We were throwing ideas around at Terra Informa on how to cover what’s been happening in Durban, and decided an interesting approach might be to see what kind of work environmental organizations in the city have been up to. As it turns out, this is a big story. Fellow Terra Informer Kathryn Lennon and I tracked down a man named Desmond D’Sa who’s been working for over 15 years in South Durban to protect the health of locals from pollution in the area.

Des helped start an organization called the South Durban Community Environmental Alliance when he was part of a household survey that noticed diseases like asthma and cancers were much more common in their part of the city than elsewhere. Through research and environmental monitoring, they’ve been able to connect that to the industrial sites like oil refineries and paper mills that are concentrated in the poorer neighbourhoods in the south of the city. And as you can imagine, he had a lot to say about fossil fuel industries and the UN talks.
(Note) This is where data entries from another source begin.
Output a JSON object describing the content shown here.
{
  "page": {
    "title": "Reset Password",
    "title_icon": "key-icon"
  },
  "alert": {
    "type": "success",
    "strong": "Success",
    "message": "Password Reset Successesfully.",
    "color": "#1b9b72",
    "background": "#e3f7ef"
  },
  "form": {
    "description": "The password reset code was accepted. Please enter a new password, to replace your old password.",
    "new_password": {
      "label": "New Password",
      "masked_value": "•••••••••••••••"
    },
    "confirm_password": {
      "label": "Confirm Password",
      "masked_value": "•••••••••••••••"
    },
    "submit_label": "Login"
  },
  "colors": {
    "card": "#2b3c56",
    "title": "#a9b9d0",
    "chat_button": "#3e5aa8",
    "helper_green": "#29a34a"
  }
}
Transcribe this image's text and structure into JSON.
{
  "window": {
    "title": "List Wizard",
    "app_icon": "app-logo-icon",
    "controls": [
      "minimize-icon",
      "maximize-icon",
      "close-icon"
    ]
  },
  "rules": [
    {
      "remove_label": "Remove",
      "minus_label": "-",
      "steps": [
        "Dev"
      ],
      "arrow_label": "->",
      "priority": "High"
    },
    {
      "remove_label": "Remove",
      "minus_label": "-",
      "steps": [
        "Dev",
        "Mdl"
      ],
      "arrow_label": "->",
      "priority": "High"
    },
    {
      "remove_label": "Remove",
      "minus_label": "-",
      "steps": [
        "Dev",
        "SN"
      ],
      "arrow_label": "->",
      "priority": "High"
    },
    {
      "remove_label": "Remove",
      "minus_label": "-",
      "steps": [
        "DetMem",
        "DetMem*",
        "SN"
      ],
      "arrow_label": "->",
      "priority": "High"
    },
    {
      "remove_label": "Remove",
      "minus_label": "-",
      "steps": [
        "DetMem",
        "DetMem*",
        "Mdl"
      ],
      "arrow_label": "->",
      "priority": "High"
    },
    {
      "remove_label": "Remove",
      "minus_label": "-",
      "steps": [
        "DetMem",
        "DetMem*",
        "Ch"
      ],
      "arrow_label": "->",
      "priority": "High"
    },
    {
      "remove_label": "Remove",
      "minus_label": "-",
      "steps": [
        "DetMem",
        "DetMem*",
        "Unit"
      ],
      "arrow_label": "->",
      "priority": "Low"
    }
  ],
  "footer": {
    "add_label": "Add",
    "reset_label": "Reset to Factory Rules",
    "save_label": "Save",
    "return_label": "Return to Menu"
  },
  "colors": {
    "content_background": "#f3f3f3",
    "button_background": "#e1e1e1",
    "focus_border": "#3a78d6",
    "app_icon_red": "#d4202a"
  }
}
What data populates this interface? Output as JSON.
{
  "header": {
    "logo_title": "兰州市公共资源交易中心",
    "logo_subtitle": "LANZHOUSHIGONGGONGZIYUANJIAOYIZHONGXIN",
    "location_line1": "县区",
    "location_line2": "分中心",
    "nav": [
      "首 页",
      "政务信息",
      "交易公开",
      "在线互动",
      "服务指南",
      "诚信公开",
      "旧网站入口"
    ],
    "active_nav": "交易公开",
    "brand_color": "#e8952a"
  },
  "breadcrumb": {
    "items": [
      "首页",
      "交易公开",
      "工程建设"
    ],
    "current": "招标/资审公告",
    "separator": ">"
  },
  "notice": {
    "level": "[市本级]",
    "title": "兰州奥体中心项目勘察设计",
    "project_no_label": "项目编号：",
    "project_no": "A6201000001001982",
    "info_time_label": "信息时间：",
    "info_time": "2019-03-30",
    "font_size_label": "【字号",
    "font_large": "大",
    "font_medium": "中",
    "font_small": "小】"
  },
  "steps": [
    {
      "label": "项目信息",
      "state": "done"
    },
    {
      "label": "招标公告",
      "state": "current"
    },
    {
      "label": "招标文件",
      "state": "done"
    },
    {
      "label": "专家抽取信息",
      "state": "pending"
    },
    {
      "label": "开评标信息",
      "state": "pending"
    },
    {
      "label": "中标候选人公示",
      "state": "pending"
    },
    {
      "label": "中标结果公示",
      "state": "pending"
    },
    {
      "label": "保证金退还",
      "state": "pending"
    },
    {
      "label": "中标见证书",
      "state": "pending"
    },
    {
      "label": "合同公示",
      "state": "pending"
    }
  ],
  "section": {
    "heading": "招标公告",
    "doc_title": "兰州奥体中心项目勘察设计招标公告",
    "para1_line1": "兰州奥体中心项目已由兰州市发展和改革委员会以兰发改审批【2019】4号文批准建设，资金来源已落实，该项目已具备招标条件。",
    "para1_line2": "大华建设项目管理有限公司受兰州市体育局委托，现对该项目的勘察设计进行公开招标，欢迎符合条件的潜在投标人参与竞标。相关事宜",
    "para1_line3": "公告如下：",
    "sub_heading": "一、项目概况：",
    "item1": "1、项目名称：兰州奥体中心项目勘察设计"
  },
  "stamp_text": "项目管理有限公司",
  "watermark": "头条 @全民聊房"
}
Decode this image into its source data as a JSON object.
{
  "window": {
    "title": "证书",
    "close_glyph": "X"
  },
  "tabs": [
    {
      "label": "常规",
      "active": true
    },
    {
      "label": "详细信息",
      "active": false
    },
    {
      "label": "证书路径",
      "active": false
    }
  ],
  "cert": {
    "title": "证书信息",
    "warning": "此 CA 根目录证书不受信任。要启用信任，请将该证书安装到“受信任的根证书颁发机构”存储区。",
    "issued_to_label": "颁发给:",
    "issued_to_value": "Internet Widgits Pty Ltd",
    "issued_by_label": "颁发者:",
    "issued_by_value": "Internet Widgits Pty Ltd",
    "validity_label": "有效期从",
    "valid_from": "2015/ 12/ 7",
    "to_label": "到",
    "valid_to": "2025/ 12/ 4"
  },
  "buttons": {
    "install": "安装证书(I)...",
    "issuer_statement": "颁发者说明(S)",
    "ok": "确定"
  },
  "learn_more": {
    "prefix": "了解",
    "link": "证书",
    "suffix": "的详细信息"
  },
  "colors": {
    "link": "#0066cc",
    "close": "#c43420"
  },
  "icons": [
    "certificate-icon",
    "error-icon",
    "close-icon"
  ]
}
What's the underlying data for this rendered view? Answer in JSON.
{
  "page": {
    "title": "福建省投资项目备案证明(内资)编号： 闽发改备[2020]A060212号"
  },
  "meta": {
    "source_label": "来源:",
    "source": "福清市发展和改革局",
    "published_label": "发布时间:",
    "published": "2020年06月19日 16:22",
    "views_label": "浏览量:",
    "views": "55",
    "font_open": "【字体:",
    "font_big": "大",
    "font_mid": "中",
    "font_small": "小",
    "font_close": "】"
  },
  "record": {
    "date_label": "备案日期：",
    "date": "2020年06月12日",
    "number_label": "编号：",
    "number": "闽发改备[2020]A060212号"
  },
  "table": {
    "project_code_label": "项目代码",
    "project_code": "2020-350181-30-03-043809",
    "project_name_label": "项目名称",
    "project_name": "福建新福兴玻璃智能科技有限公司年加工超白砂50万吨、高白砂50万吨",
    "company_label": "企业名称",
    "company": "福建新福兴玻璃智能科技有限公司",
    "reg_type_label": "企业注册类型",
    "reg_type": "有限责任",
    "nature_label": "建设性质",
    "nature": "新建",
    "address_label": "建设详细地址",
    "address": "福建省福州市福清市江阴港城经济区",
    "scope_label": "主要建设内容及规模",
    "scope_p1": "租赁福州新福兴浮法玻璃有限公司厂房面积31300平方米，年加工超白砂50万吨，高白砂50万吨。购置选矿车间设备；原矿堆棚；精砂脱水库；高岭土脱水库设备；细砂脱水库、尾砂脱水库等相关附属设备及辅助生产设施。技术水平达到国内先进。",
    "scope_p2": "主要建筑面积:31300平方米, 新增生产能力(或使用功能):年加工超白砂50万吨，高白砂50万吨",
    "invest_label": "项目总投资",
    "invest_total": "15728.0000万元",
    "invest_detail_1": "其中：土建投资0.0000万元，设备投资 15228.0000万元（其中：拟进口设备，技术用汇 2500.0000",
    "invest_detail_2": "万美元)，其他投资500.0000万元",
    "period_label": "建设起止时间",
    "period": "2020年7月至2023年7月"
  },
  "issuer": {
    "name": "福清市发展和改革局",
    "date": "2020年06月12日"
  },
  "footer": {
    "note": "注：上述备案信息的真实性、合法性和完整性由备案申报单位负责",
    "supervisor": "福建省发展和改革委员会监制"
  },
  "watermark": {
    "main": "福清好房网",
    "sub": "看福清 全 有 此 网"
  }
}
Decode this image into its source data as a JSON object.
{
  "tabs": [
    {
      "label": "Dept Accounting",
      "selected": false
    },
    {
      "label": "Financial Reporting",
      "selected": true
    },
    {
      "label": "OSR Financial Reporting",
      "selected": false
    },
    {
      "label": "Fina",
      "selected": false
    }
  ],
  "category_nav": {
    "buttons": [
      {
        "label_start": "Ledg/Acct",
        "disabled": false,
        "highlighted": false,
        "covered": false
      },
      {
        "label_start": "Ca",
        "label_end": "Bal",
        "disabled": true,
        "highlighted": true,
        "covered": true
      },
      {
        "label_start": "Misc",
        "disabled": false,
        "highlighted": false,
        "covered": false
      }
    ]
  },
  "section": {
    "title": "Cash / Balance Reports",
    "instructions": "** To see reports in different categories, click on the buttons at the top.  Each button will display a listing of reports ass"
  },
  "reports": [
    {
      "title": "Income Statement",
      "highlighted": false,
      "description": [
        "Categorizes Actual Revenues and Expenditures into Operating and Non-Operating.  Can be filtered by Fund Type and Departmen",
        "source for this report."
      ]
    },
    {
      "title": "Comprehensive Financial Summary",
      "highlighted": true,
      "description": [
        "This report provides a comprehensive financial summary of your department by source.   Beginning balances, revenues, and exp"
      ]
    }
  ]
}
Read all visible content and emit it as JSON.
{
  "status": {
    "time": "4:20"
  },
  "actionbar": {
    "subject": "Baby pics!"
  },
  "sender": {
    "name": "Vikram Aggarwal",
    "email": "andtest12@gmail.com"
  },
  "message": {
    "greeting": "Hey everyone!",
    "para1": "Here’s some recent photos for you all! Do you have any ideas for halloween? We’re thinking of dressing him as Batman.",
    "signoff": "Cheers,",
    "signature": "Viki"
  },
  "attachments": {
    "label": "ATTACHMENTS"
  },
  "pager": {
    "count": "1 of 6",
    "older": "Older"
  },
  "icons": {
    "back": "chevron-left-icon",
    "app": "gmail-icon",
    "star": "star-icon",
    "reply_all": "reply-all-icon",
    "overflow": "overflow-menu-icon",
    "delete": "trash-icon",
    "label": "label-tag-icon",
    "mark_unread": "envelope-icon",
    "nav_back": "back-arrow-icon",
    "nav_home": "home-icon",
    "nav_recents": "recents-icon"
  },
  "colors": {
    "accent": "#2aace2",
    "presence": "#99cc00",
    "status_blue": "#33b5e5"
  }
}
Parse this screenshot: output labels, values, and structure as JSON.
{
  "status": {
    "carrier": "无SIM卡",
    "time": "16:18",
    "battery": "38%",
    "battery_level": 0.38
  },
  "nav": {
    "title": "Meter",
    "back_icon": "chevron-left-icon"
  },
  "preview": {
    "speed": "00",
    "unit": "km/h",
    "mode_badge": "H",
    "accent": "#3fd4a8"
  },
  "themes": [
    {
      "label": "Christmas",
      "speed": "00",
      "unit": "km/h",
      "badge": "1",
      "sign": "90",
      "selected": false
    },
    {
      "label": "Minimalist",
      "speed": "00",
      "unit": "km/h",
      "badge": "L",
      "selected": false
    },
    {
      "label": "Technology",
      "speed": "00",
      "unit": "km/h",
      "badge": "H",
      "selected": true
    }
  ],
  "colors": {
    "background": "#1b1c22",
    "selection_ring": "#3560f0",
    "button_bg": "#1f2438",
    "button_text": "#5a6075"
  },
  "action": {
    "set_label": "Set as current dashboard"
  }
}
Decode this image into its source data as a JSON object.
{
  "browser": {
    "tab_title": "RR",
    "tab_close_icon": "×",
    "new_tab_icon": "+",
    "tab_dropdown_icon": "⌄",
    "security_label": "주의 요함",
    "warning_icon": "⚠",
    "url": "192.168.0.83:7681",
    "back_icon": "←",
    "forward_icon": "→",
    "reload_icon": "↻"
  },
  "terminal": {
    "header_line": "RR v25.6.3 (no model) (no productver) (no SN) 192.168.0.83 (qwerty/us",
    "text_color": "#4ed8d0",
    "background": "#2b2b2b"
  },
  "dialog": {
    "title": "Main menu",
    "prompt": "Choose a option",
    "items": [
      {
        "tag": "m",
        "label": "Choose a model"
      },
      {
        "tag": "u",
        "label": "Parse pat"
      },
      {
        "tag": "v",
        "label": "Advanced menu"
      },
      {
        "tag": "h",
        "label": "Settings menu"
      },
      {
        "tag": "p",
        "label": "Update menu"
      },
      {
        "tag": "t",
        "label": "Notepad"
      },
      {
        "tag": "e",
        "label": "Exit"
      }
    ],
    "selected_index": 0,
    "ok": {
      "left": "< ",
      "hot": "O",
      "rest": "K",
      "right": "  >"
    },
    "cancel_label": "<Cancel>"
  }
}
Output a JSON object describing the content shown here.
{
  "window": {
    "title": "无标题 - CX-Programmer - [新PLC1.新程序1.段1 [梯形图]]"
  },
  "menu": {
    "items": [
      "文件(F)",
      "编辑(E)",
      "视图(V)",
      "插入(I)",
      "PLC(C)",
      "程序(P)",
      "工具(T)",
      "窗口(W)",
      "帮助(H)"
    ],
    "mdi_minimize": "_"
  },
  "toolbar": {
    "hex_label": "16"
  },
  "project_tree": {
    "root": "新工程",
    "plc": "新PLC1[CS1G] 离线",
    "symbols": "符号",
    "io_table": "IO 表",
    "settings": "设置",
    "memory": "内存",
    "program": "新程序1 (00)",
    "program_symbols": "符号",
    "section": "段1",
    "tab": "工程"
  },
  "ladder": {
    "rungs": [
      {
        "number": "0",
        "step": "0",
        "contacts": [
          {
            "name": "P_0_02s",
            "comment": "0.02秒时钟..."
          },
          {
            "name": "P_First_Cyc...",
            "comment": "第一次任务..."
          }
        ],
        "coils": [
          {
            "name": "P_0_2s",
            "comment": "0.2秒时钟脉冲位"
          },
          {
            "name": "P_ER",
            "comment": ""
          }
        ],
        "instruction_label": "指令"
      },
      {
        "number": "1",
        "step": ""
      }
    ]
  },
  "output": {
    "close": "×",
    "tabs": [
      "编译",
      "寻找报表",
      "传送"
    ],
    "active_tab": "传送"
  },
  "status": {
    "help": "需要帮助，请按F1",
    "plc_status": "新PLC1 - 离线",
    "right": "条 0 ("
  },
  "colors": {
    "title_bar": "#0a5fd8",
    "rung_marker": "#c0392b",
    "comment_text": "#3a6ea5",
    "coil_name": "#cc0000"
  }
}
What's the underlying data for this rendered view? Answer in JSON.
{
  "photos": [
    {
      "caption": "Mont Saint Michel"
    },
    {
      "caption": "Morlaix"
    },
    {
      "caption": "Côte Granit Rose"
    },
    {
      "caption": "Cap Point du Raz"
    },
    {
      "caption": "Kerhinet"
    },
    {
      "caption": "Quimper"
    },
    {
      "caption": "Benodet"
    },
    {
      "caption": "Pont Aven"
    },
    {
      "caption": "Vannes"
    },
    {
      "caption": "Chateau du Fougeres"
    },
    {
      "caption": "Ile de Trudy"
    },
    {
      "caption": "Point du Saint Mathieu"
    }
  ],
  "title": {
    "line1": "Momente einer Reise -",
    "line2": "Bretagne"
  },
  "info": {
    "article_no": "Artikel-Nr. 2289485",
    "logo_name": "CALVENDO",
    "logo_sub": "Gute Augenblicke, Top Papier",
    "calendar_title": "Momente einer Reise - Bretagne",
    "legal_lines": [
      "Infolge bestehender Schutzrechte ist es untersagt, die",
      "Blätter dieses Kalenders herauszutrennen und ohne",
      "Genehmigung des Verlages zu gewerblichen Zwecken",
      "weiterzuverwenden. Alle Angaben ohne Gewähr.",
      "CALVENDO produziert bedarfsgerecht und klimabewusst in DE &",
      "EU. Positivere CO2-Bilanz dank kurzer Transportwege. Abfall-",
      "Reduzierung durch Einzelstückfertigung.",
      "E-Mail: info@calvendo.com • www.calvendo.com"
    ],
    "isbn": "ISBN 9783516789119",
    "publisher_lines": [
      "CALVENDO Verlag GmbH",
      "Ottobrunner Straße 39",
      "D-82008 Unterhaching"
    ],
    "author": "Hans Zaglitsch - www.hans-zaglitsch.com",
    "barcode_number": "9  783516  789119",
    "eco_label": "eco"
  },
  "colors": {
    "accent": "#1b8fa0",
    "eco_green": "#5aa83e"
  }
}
Listen to the interview online here.

Hope and groundwork

Man weaving kente in Eastern Region, Ghana

Hi there.

You might know me personally, or have encountered some of my other writing drifting around the world, or maybe you don’t know who I am at all. I’m someone with a lot of curiosity and a lot of passion for contributing positively to my communities in the ways I can. I’m embarking on a path into journalism as one way to do that. And I’ve decided to make this blog to get across ideas that don’t really fit anywhere else, and collect some of the things I’ve worked on.

I’ve been in the social justice and journalism worlds for a little while now, and I think work in both can do a lot to rattle us loose from feeling complacent about this world. One thing that really irks me about both too, though, is that we can very easily get sucked into the undertow of waves of sarcasm, skepticism, and cynicism. It’s so easy for us to fall into that trap of always criticizing action, and never proposing a new vision. Criticism and protest can become a refuge for us when we’re eaten up by intellectual cowardice.

Often when I write, I have Ishmael author Daniel Quinn murmuring in the back of my head. In one of his books, he says that vision is like the flowing river — meaning, to me, that criticism and opposition to a mainstream vision are like putting sticks in the middle of a river to stop its flow. You might, it’s true, eventually dam up the river. A much easier way to change minds though, he says, is to offer a new path, a new channel for ideas to flow through. Once a trickle starts, more will follow, until you have a flood.

I can see many people I admire groping towards these new visions. I am humbled by the courage of the people this year who’ve been beaten back in Tahrir Square, used tent cities to challenge economic orthodoxy, and tried to make us see our place among viruses and tectonic plates. I want to make sure to tell those hopeful stories, to lay the groundwork for what comes next.

I believe we need to build a world where we see ourselves as citizens of our human and ecological communities, with the right to live on this earth and the responsibility to make them more robust, more resilient. That means not just halting the species crash, but reversing it: contributing to spaces that nurture new life, expanding them. Not just giving aid to people in poverty, but reshaping our society so all of us have the power to reach our potential. It means making our “waste” streams a useful, healthy part of our ecosystems’ survival. And building a place for ourselves again amidst long-lasting, diverse communities of organisms with room to grow.

I won’t pretend I’ve got all this figured out. My aim, though, is to use this space as much to tell those stories as to ramble on about what I think you might find important to know. Criticism is important. It exposes hypocrisy, abuses, and inaction. But I think we can do better than just that.